That’s where I started asking myself questions like “Am I a sportsman? Is that what I do for a living?”. Once the problem was acknowledged it was only a mere solution that was required, right?
Not so easy. At some point, I thought I burnt out, which you hear quite often if you around people who code for a living. Maybe too often. I’m not saying that this is not a real problem, but it would be too simple to blame everything on that. I went to the woods. Literally. For whatever reason, I wanted to go places where there will be no slack sound notification, no people who would call you on meetings. Just me and the books. And surprisingly, this didn’t help. At least when I came back everything was the same.
I’ve only figured it out a few months later when I changed the work and read Deep Work. I was in a constant distraction state. My day was filled with slack messages, replies, meetings, and overtime. While I felt like I worked for 10 hours a day, barely any job was done at all.
That’s what time blocking is about. Now I schedule four hours of deep work every day. That time there is no way to distract me. No messages, no meetings, no nothing. Just me and the tasks that I have to do. Finally, the job became so much more fulfilling and what’s more important — done.
I liked this time with no notifications so much that I disabled them completely on my phone and PC I only have slack notifications after a deep work session ends.
I did a few challenges to eventually get rid of social networks. The most time consuming for me was Twitter which I deleted completely. I left Instagram and Facebook (not on the phone) because I rarely use them and when I do, it something that I need. One rule here is to never open it up unless you know exactly what it is that you need there or you drunk at 4 am. Although I’m pretty sure drunk people have their reason to open up Instagram.
I’ve had this feeling of controversy only about 2 items and the second one is porn which is strange if you think about it. Why would anyone consider this a controversy, yet I’m pretty sure someone would. So no comments here, except I don’t do it because I think it has bad implications for your health, but the moral and religious side could be considered too.
Most of these routines exist purely to support my main activity. Code. I feel that I’m excelling at my job, I constantly working on 2 side projects, I try to contribute to open source and learning rust (programming language) every day. So overall I feel more than satisfied right now.
Yet, a few things could be improved. Here’s what I want to try next.
- Martial arts
- Intermittent fasting 24h
- Write blogs regularly
- Open Source project or regular contribution
- Learn them algorithms
- Learn and write more about linux
If you read up until here, then wow!

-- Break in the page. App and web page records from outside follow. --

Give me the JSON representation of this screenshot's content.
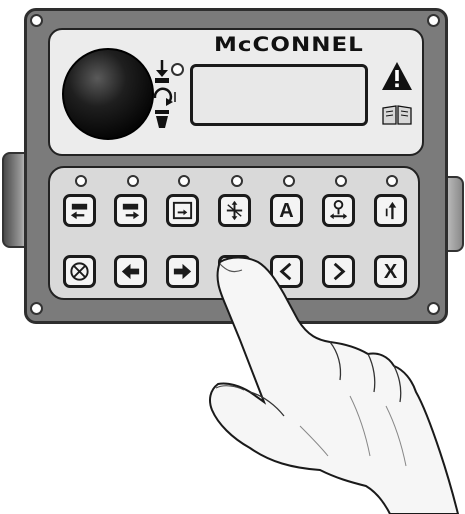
{
  "brand": {
    "name": "McCONNEL"
  },
  "keys": {
    "top_row": [
      {
        "icon": "boom-float-left-icon"
      },
      {
        "icon": "boom-float-right-icon"
      },
      {
        "icon": "rotor-mode-icon"
      },
      {
        "icon": "axis-control-icon"
      },
      {
        "icon": "auto-mode-icon",
        "label": "A"
      },
      {
        "icon": "joystick-icon"
      },
      {
        "icon": "lift-icon"
      }
    ],
    "bottom_row": [
      {
        "icon": "reset-icon"
      },
      {
        "icon": "arrow-left-icon"
      },
      {
        "icon": "arrow-right-icon"
      },
      {
        "icon": "hidden-key-icon"
      },
      {
        "icon": "chevron-left-icon"
      },
      {
        "icon": "chevron-right-icon"
      },
      {
        "icon": "cancel-icon",
        "label": "X"
      }
    ]
  },
  "icons": [
    "warning-icon",
    "manual-book-icon",
    "rotor-down-icon",
    "rotor-rotate-icon",
    "pointing-hand"
  ],
  "colors": {
    "housing": "#7b7b7b",
    "panel": "#ececec",
    "key": "#f4f4f4",
    "outline": "#1b1b1b"
  }
}
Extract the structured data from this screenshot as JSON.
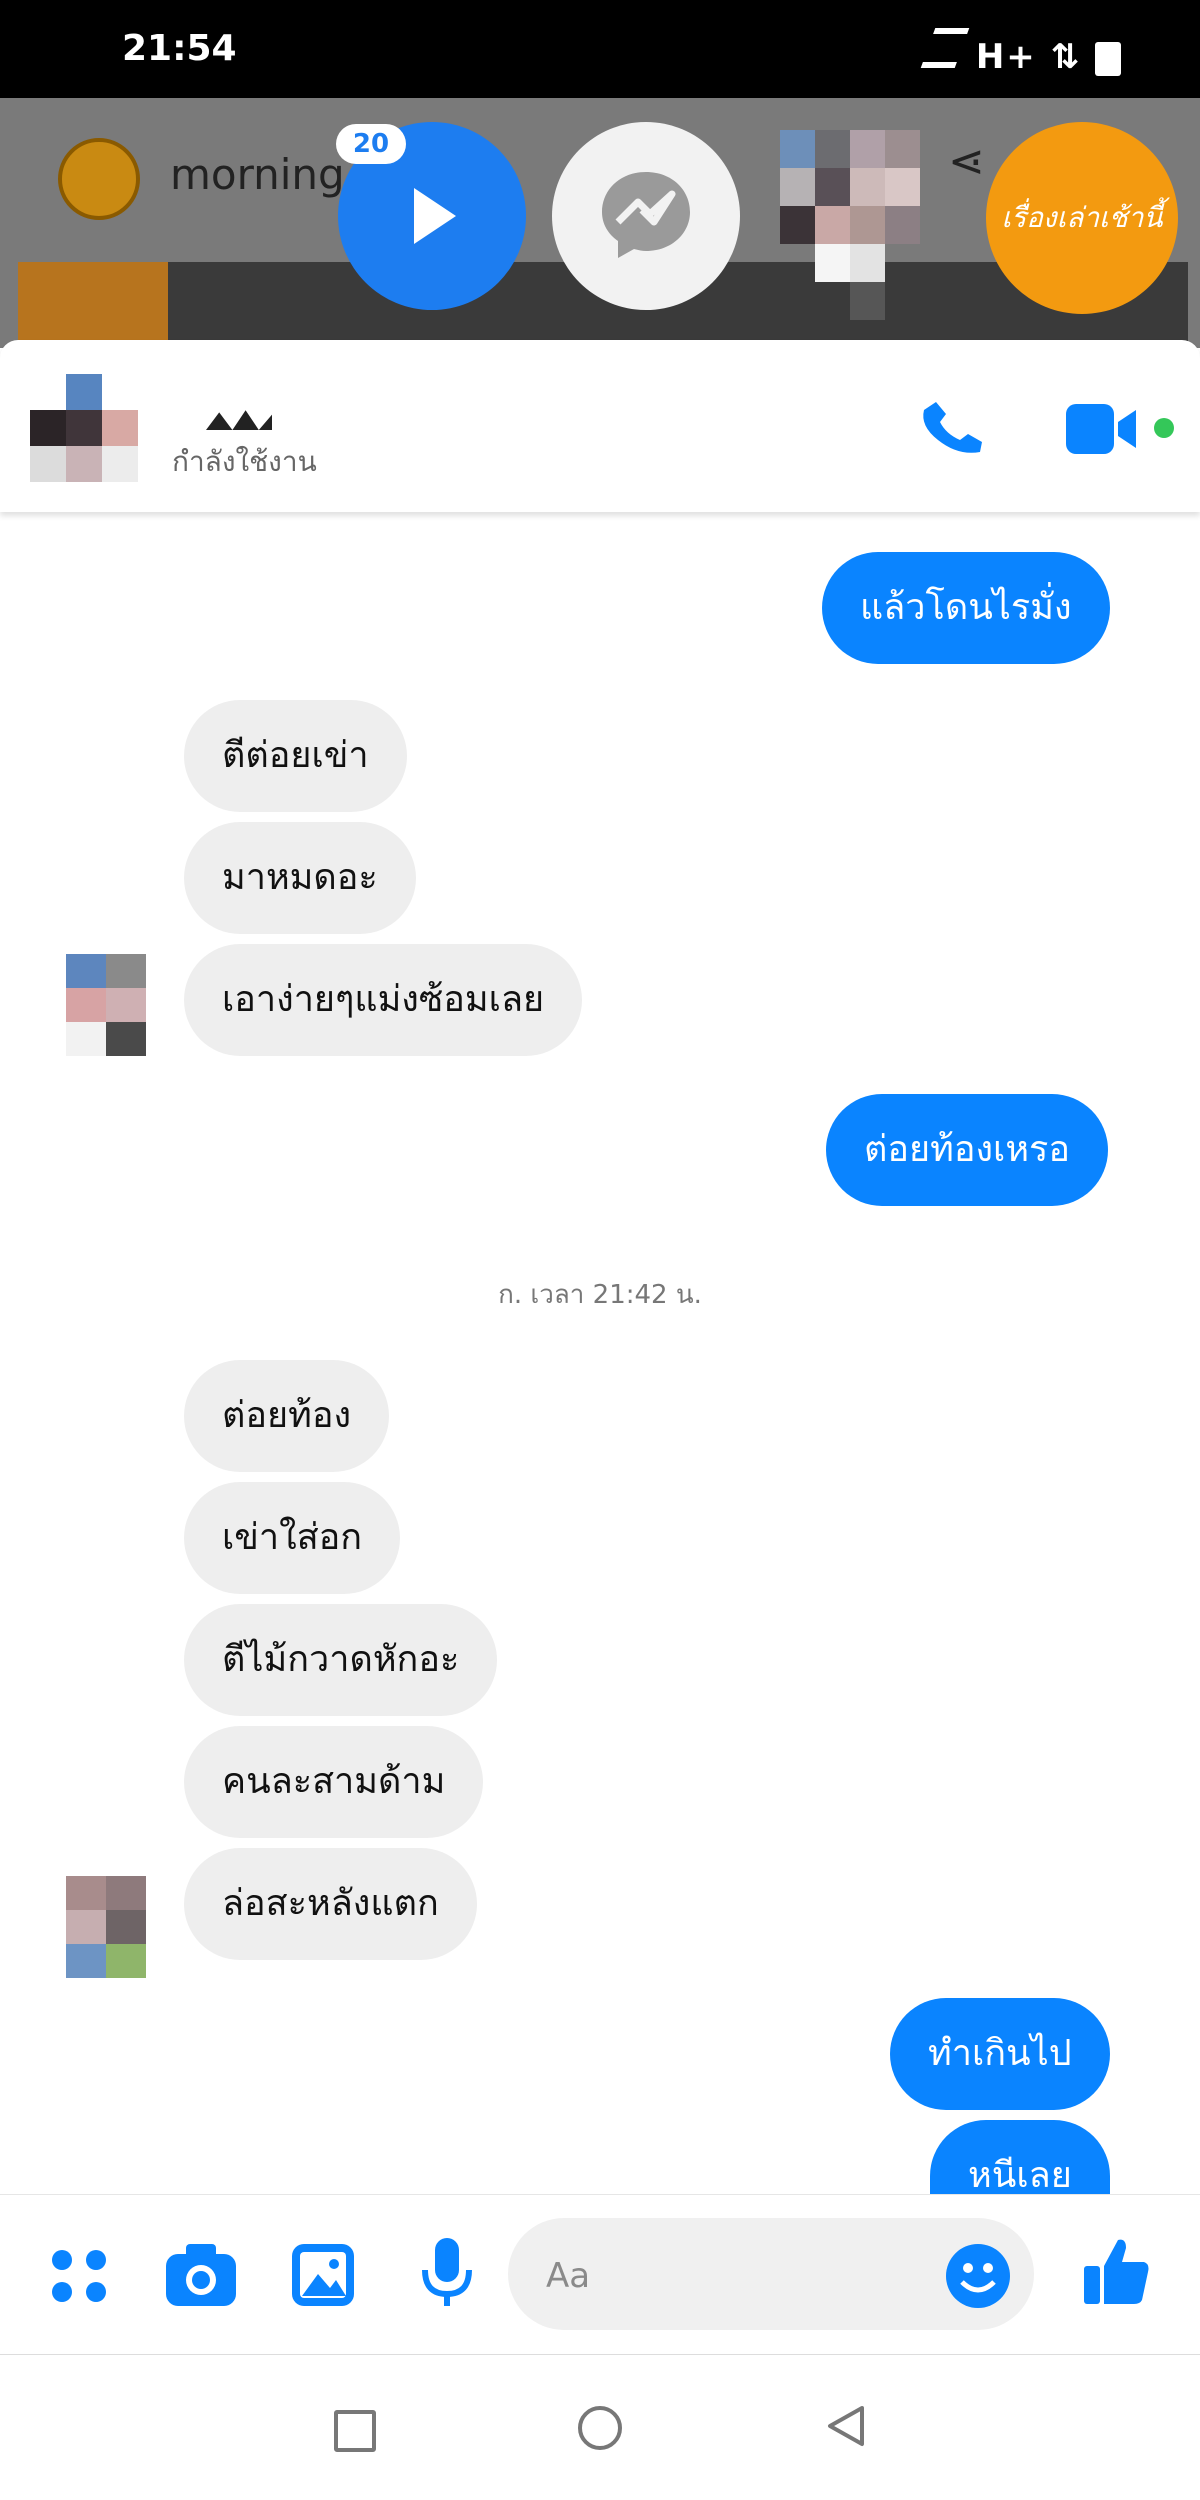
{
  "status_bar": {
    "time": "21:54",
    "signal": "H+"
  },
  "background_app": {
    "title": "morning"
  },
  "chat_heads": {
    "badge": "20",
    "orange_label": "เรื่องเล่าเช้านี้"
  },
  "chat_header": {
    "status": "กำลังใช้งาน"
  },
  "messages": [
    {
      "text": "แล้วโดนไรมั่ง"
    },
    {
      "text": "ตีต่อยเข่า"
    },
    {
      "text": "มาหมดอะ"
    },
    {
      "text": "เอาง่ายๆแม่งซ้อมเลย"
    },
    {
      "text": "ต่อยท้องเหรอ"
    },
    {
      "text": "ต่อยท้อง"
    },
    {
      "text": "เข่าใส่อก"
    },
    {
      "text": "ตีไม้กวาดหักอะ"
    },
    {
      "text": "คนละสามด้าม"
    },
    {
      "text": "ล่อสะหลังแตก"
    },
    {
      "text": "ทำเกินไป"
    },
    {
      "text": "หนีเลย"
    }
  ],
  "timestamp": "ก. เวลา 21:42 น.",
  "composer": {
    "placeholder": "Aa"
  },
  "colors": {
    "accent": "#0a84ff",
    "incoming_bubble": "#eeeeee"
  }
}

Thank you! As my routine is always a work in progress everything may change pretty quickly. Right now tho, I’m in a really good feeling and want everything to continue this way, so I’ll push myself even further, and let’s see what happens next. Hope you did learn something from this blog post!
Here’s a list of people/resources/books that you can search for, that gave me the idea and motivation:
- Jocko Willink
- Cal Newport
- David Goggins
- Joe Rogan
- Jordan Peterson
- Atomic Habits by James Clear
- How to fail at almost everything and still win big by Scott Adams
and many more…